WORK ORDER =>
Each record should be written out exactly as given.
---------- DATA FOR THE TASK
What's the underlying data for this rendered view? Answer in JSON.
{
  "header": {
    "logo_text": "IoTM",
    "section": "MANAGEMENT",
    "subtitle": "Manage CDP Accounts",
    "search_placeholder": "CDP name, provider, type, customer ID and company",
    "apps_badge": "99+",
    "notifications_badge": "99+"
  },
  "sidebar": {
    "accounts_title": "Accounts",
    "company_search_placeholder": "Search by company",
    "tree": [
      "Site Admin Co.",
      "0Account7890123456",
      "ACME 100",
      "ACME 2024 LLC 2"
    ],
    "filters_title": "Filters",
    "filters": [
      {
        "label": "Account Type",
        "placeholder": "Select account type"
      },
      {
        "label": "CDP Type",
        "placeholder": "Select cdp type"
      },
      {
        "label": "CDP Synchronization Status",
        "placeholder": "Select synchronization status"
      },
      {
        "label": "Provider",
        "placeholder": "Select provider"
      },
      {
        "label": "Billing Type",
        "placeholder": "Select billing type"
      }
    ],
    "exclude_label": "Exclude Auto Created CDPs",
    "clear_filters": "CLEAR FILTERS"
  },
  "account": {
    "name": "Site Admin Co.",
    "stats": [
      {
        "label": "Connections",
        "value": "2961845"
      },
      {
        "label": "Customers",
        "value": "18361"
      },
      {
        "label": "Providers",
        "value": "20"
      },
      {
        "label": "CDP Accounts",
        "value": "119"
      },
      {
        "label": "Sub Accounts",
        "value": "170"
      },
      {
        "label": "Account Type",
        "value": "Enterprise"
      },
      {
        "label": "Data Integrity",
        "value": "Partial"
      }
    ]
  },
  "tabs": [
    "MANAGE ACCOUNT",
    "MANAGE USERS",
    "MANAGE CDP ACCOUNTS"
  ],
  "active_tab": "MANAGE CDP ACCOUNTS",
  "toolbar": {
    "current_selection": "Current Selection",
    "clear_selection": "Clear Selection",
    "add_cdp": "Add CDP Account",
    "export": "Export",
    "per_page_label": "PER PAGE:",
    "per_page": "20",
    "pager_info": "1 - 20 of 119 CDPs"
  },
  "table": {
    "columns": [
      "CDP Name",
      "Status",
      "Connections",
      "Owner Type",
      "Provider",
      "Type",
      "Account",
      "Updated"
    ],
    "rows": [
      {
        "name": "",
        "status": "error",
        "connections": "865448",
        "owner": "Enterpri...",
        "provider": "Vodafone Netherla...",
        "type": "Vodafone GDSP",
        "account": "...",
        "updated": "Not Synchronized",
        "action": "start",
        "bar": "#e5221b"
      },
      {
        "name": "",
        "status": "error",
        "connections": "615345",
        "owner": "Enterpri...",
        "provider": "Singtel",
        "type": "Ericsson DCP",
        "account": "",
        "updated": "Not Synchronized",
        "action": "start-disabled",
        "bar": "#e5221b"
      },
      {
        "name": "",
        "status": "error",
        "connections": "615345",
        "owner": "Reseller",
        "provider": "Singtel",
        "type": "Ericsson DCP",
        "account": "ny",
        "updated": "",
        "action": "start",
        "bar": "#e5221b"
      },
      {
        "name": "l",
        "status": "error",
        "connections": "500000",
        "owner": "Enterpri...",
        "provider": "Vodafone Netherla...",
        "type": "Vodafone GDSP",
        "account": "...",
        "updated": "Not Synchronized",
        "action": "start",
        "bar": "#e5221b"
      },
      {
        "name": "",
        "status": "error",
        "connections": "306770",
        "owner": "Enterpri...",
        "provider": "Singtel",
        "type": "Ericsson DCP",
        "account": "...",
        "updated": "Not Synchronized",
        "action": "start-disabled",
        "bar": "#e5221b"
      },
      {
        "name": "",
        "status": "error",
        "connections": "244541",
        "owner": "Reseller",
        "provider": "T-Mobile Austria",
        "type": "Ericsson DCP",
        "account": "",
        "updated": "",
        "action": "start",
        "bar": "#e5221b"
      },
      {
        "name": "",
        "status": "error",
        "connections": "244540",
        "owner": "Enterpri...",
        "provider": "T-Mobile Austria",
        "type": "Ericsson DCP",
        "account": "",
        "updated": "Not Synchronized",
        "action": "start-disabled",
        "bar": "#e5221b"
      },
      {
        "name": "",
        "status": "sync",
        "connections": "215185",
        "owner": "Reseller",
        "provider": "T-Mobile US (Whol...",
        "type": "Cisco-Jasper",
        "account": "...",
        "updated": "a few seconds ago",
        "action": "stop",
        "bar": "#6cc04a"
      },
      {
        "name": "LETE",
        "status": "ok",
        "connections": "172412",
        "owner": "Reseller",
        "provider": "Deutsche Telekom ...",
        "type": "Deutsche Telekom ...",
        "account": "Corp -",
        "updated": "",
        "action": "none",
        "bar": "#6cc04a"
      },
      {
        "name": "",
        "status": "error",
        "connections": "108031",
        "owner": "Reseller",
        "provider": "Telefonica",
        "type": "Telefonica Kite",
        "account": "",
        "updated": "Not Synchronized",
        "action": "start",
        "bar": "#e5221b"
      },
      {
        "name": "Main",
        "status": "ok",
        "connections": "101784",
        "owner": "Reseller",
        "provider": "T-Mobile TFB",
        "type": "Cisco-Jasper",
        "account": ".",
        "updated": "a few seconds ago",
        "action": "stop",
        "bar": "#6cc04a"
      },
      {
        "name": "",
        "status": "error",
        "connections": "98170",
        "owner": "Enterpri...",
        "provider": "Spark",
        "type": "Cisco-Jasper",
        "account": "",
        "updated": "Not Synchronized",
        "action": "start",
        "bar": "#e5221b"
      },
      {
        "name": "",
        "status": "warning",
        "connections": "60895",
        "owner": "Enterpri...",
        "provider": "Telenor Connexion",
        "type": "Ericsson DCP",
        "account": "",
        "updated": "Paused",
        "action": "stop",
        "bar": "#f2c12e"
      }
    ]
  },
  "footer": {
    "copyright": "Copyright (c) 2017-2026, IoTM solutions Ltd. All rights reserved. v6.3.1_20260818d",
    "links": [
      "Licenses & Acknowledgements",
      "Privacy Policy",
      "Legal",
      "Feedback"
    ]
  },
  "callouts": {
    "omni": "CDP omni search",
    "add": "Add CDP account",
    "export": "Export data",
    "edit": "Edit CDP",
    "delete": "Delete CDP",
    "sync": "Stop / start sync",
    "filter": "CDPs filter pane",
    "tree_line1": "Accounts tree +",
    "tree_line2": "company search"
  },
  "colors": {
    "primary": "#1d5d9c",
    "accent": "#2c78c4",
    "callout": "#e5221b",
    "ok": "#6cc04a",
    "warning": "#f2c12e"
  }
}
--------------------
OUTPUT FOR THIS EXERCISE =>
What's the underlying data for this rendered view? Answer in JSON.
{
  "header": {
    "logo_text": "IoTM",
    "section": "MANAGEMENT",
    "subtitle": "Manage CDP Accounts",
    "search_placeholder": "CDP name, provider, type, customer ID and company",
    "apps_badge": "99+",
    "notifications_badge": "99+"
  },
  "sidebar": {
    "accounts_title": "Accounts",
    "company_search_placeholder": "Search by company",
    "tree": [
      "Site Admin Co.",
      "0Account7890123456",
      "ACME 100",
      "ACME 2024 LLC 2"
    ],
    "filters_title": "Filters",
    "filters": [
      {
        "label": "Account Type",
        "placeholder": "Select account type"
      },
      {
        "label": "CDP Type",
        "placeholder": "Select cdp type"
      },
      {
        "label": "CDP Synchronization Status",
        "placeholder": "Select synchronization status"
      },
      {
        "label": "Provider",
        "placeholder": "Select provider"
      },
      {
        "label": "Billing Type",
        "placeholder": "Select billing type"
      }
    ],
    "exclude_label": "Exclude Auto Created CDPs",
    "clear_filters": "CLEAR FILTERS"
  },
  "account": {
    "name": "Site Admin Co.",
    "stats": [
      {
        "label": "Connections",
        "value": "2961845"
      },
      {
        "label": "Customers",
        "value": "18361"
      },
      {
        "label": "Providers",
        "value": "20"
      },
      {
        "label": "CDP Accounts",
        "value": "119"
      },
      {
        "label": "Sub Accounts",
        "value": "170"
      },
      {
        "label": "Account Type",
        "value": "Enterprise"
      },
      {
        "label": "Data Integrity",
        "value": "Partial"
      }
    ]
  },
  "tabs": [
    "MANAGE ACCOUNT",
    "MANAGE USERS",
    "MANAGE CDP ACCOUNTS"
  ],
  "active_tab": "MANAGE CDP ACCOUNTS",
  "toolbar": {
    "current_selection": "Current Selection",
    "clear_selection": "Clear Selection",
    "add_cdp": "Add CDP Account",
    "export": "Export",
    "per_page_label": "PER PAGE:",
    "per_page": "20",
    "pager_info": "1 - 20 of 119 CDPs"
  },
  "table": {
    "columns": [
      "CDP Name",
      "Status",
      "Connections",
      "Owner Type",
      "Provider",
      "Type",
      "Account",
      "Updated"
    ],
    "rows": [
      {
        "name": "",
        "status": "error",
        "connections": "865448",
        "owner": "Enterpri...",
        "provider": "Vodafone Netherla...",
        "type": "Vodafone GDSP",
        "account": "...",
        "updated": "Not Synchronized",
        "action": "start",
        "bar": "#e5221b"
      },
      {
        "name": "",
        "status": "error",
        "connections": "615345",
        "owner": "Enterpri...",
        "provider": "Singtel",
        "type": "Ericsson DCP",
        "account": "",
        "updated": "Not Synchronized",
        "action": "start-disabled",
        "bar": "#e5221b"
      },
      {
        "name": "",
        "status": "error",
        "connections": "615345",
        "owner": "Reseller",
        "provider": "Singtel",
        "type": "Ericsson DCP",
        "account": "ny",
        "updated": "",
        "action": "start",
        "bar": "#e5221b"
      },
      {
        "name": "l",
        "status": "error",
        "connections": "500000",
        "owner": "Enterpri...",
        "provider": "Vodafone Netherla...",
        "type": "Vodafone GDSP",
        "account": "...",
        "updated": "Not Synchronized",
        "action": "start",
        "bar": "#e5221b"
      },
      {
        "name": "",
        "status": "error",
        "connections": "306770",
        "owner": "Enterpri...",
        "provider": "Singtel",
        "type": "Ericsson DCP",
        "account": "...",
        "updated": "Not Synchronized",
        "action": "start-disabled",
        "bar": "#e5221b"
      },
      {
        "name": "",
        "status": "error",
        "connections": "244541",
        "owner": "Reseller",
        "provider": "T-Mobile Austria",
        "type": "Ericsson DCP",
        "account": "",
        "updated": "",
        "action": "start",
        "bar": "#e5221b"
      },
      {
        "name": "",
        "status": "error",
        "connections": "244540",
        "owner": "Enterpri...",
        "provider": "T-Mobile Austria",
        "type": "Ericsson DCP",
        "account": "",
        "updated": "Not Synchronized",
        "action": "start-disabled",
        "bar": "#e5221b"
      },
      {
        "name": "",
        "status": "sync",
        "connections": "215185",
        "owner": "Reseller",
        "provider": "T-Mobile US (Whol...",
        "type": "Cisco-Jasper",
        "account": "...",
        "updated": "a few seconds ago",
        "action": "stop",
        "bar": "#6cc04a"
      },
      {
        "name": "LETE",
        "status": "ok",
        "connections": "172412",
        "owner": "Reseller",
        "provider": "Deutsche Telekom ...",
        "type": "Deutsche Telekom ...",
        "account": "Corp -",
        "updated": "",
        "action": "none",
        "bar": "#6cc04a"
      },
      {
        "name": "",
        "status": "error",
        "connections": "108031",
        "owner": "Reseller",
        "provider": "Telefonica",
        "type": "Telefonica Kite",
        "account": "",
        "updated": "Not Synchronized",
        "action": "start",
        "bar": "#e5221b"
      },
      {
        "name": "Main",
        "status": "ok",
        "connections": "101784",
        "owner": "Reseller",
        "provider": "T-Mobile TFB",
        "type": "Cisco-Jasper",
        "account": ".",
        "updated": "a few seconds ago",
        "action": "stop",
        "bar": "#6cc04a"
      },
      {
        "name": "",
        "status": "error",
        "connections": "98170",
        "owner": "Enterpri...",
        "provider": "Spark",
        "type": "Cisco-Jasper",
        "account": "",
        "updated": "Not Synchronized",
        "action": "start",
        "bar": "#e5221b"
      },
      {
        "name": "",
        "status": "warning",
        "connections": "60895",
        "owner": "Enterpri...",
        "provider": "Telenor Connexion",
        "type": "Ericsson DCP",
        "account": "",
        "updated": "Paused",
        "action": "stop",
        "bar": "#f2c12e"
      }
    ]
  },
  "footer": {
    "copyright": "Copyright (c) 2017-2026, IoTM solutions Ltd. All rights reserved. v6.3.1_20260818d",
    "links": [
      "Licenses & Acknowledgements",
      "Privacy Policy",
      "Legal",
      "Feedback"
    ]
  },
  "callouts": {
    "omni": "CDP omni search",
    "add": "Add CDP account",
    "export": "Export data",
    "edit": "Edit CDP",
    "delete": "Delete CDP",
    "sync": "Stop / start sync",
    "filter": "CDPs filter pane",
    "tree_line1": "Accounts tree +",
    "tree_line2": "company search"
  },
  "colors": {
    "primary": "#1d5d9c",
    "accent": "#2c78c4",
    "callout": "#e5221b",
    "ok": "#6cc04a",
    "warning": "#f2c12e"
  }
}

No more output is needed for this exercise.